§ **Entries from a dataset of interfaces**:
#####

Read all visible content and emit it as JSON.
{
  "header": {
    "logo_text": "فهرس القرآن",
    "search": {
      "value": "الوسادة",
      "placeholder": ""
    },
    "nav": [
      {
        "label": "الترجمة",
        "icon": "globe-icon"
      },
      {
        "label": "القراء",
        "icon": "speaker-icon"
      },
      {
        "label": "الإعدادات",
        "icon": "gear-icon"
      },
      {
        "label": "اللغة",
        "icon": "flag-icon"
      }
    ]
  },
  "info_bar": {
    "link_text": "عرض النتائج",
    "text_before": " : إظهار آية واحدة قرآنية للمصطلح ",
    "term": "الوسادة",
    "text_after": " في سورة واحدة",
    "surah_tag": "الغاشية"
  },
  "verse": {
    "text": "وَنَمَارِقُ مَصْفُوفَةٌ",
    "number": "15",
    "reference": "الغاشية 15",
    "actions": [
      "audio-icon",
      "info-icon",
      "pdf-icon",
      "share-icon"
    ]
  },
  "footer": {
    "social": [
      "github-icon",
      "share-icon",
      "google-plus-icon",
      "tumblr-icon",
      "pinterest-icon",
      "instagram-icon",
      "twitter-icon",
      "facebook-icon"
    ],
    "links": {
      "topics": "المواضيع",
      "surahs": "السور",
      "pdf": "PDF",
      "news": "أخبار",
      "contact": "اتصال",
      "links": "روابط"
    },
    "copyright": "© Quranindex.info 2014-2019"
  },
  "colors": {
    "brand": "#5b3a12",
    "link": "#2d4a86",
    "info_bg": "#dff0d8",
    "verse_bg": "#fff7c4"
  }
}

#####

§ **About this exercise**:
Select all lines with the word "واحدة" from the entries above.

§ **Answer to this exercise**:
    "text_before": " : إظهار آية واحدة قرآنية للمصطلح ",
    "text_after": " في سورة واحدة",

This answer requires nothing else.